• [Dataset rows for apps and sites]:
________

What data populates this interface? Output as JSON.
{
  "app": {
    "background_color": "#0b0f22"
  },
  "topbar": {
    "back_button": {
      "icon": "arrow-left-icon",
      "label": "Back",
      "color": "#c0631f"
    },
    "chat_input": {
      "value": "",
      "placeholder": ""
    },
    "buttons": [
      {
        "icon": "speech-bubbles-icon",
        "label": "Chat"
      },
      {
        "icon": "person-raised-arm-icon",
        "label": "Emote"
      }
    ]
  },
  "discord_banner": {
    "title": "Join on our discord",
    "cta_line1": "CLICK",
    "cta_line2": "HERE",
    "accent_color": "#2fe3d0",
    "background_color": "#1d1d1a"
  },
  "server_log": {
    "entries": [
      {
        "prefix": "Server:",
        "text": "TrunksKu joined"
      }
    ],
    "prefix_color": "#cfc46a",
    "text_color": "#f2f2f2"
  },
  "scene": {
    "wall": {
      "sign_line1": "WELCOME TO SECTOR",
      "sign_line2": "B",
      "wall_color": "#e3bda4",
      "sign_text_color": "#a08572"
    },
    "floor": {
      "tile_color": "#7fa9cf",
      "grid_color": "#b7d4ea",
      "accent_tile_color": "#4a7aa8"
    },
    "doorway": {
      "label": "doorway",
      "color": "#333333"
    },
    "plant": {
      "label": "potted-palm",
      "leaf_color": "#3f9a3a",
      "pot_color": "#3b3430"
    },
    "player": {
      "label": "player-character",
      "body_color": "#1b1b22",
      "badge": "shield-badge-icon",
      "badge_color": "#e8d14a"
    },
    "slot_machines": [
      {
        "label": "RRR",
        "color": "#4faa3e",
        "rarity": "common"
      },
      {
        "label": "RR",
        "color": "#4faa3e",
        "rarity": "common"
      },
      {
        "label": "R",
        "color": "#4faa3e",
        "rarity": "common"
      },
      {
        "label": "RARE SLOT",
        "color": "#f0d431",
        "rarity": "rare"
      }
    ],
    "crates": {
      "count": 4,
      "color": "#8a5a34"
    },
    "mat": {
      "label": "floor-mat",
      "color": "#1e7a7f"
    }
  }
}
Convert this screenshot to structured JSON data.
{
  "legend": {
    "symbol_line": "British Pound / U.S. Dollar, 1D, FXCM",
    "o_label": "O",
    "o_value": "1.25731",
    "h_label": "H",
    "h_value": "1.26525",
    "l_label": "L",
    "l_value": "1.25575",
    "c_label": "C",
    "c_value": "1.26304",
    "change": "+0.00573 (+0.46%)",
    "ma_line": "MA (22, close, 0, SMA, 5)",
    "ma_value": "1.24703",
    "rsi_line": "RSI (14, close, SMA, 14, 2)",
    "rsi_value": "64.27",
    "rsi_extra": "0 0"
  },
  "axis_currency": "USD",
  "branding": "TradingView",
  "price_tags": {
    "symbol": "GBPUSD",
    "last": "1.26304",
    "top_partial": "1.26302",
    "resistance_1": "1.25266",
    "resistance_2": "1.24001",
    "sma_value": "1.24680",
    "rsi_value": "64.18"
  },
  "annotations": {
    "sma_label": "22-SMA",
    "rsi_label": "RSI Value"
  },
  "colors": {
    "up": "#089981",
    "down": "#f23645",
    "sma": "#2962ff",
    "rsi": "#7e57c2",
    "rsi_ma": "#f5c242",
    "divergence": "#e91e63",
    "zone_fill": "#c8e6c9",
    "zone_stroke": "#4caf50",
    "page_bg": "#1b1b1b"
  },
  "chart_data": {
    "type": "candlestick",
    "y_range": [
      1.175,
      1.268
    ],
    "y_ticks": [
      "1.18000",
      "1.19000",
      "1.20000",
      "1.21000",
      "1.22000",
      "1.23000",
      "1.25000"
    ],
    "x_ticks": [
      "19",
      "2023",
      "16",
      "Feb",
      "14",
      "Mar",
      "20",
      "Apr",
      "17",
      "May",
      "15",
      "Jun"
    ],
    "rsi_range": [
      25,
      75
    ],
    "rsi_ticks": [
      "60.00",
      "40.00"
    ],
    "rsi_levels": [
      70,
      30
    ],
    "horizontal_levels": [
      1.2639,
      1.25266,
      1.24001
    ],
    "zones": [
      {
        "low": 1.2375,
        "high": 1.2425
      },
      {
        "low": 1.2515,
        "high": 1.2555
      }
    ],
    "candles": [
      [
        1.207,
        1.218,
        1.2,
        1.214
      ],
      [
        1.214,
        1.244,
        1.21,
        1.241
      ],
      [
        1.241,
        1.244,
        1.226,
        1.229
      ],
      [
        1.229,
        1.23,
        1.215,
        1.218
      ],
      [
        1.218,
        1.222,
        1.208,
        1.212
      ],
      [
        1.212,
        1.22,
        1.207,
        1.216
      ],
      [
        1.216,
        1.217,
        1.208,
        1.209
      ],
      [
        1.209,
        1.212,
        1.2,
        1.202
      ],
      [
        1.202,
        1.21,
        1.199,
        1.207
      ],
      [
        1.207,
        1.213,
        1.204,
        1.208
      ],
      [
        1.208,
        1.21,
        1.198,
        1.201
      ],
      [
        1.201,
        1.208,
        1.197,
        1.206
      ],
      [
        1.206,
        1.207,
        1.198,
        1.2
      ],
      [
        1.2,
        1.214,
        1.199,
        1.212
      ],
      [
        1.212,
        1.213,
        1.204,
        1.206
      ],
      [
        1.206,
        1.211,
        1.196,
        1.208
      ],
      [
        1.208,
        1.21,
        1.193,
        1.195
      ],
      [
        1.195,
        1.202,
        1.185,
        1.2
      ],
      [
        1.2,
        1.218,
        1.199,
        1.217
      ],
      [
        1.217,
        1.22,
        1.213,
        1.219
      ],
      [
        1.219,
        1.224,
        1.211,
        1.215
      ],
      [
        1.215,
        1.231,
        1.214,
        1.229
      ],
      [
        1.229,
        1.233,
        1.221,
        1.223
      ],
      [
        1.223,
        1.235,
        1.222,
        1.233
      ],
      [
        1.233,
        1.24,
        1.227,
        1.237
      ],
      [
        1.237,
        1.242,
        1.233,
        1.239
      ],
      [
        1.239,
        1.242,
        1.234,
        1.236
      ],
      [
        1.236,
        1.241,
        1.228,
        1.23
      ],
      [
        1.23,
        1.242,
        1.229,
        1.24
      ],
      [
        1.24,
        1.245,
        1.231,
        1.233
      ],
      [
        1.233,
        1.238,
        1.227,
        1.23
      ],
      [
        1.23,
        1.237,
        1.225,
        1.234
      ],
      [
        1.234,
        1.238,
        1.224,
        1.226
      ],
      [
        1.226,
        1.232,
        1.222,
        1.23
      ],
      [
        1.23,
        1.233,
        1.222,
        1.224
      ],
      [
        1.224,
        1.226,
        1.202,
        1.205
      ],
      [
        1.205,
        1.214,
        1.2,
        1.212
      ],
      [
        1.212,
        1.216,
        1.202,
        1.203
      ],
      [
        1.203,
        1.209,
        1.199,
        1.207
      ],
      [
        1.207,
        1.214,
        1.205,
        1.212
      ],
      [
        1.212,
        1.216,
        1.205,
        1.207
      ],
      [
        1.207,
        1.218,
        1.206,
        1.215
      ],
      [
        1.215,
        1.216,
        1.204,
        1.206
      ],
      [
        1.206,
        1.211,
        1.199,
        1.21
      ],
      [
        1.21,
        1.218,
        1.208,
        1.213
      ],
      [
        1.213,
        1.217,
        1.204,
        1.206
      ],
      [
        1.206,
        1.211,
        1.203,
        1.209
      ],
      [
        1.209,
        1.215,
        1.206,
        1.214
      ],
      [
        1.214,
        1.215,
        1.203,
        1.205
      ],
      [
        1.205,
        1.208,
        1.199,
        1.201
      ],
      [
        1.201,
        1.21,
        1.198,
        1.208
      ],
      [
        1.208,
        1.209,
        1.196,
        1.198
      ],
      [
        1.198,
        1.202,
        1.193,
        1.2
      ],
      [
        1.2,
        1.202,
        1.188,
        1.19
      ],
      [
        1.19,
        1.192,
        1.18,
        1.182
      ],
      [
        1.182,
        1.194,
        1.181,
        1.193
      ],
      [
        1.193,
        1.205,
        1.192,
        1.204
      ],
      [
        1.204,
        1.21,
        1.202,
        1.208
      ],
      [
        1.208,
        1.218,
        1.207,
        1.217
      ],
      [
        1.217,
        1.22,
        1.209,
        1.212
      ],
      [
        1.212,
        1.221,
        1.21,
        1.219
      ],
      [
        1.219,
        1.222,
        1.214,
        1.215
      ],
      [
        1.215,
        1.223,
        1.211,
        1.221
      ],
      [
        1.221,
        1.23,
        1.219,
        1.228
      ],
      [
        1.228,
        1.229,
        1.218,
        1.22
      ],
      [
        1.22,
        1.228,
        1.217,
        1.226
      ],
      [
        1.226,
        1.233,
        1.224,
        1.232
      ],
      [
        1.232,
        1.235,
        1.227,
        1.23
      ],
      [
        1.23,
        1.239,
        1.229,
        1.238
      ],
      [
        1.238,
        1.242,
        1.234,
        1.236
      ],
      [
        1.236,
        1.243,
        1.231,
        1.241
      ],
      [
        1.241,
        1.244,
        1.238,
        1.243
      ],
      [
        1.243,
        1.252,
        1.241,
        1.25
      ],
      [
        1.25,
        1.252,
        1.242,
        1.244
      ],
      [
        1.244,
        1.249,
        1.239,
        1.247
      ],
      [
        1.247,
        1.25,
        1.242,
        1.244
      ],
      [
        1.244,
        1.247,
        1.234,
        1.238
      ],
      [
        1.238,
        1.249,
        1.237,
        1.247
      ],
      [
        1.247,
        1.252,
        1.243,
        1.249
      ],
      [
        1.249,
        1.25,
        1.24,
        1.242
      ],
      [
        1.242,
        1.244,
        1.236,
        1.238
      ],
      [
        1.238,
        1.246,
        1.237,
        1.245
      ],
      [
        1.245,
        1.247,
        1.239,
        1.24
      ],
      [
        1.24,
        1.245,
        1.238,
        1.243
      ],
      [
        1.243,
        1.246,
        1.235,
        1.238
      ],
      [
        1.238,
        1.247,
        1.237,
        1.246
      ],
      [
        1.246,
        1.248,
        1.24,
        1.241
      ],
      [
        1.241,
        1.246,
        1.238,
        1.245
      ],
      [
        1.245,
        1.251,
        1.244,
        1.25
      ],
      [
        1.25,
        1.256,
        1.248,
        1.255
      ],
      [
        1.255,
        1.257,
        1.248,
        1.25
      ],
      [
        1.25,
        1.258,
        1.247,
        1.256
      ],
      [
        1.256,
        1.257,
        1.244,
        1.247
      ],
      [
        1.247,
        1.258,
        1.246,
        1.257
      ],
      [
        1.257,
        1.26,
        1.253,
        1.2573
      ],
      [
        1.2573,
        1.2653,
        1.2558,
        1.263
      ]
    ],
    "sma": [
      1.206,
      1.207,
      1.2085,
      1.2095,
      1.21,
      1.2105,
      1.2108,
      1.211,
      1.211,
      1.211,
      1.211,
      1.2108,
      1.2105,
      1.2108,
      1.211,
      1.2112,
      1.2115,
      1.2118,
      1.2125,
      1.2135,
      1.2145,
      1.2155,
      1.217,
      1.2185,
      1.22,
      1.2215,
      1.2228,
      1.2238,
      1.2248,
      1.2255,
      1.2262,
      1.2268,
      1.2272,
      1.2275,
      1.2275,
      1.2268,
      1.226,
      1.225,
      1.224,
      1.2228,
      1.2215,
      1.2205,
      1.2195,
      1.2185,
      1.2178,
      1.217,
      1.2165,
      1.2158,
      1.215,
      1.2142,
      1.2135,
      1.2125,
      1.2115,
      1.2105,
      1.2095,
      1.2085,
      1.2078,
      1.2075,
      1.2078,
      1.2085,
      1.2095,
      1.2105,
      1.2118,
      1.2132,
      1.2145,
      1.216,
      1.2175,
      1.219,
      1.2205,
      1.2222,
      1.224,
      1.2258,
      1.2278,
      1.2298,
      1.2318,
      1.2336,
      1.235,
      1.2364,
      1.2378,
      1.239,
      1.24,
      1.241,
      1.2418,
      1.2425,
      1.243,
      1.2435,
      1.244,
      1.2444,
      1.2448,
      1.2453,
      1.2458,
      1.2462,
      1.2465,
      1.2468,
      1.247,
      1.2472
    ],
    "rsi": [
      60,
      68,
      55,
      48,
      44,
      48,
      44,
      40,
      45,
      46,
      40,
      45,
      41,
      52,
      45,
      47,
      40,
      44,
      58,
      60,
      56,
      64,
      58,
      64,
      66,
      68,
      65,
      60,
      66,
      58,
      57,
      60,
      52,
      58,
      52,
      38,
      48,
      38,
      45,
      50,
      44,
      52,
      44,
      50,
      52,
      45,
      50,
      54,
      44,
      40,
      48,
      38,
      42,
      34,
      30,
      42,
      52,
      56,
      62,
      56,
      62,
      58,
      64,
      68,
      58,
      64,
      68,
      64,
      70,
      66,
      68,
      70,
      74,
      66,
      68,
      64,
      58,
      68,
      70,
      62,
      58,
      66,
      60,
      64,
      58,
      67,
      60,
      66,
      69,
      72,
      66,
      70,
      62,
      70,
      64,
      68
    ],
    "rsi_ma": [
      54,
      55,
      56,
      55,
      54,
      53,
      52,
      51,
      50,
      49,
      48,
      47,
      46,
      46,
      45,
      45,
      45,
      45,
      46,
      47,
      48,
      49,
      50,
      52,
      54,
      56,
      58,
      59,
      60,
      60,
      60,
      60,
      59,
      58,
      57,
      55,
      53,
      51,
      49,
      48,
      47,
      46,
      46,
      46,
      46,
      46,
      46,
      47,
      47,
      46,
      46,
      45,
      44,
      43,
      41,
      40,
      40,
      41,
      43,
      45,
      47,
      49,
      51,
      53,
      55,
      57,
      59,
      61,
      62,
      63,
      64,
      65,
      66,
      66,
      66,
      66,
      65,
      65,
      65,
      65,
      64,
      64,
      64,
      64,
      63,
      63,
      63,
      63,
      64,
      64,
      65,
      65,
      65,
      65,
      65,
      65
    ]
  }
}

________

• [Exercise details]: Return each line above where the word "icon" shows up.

• [The answer]:
      "icon": "arrow-left-icon",
        "icon": "speech-bubbles-icon",
        "icon": "person-raised-arm-icon",
      "badge": "shield-badge-icon",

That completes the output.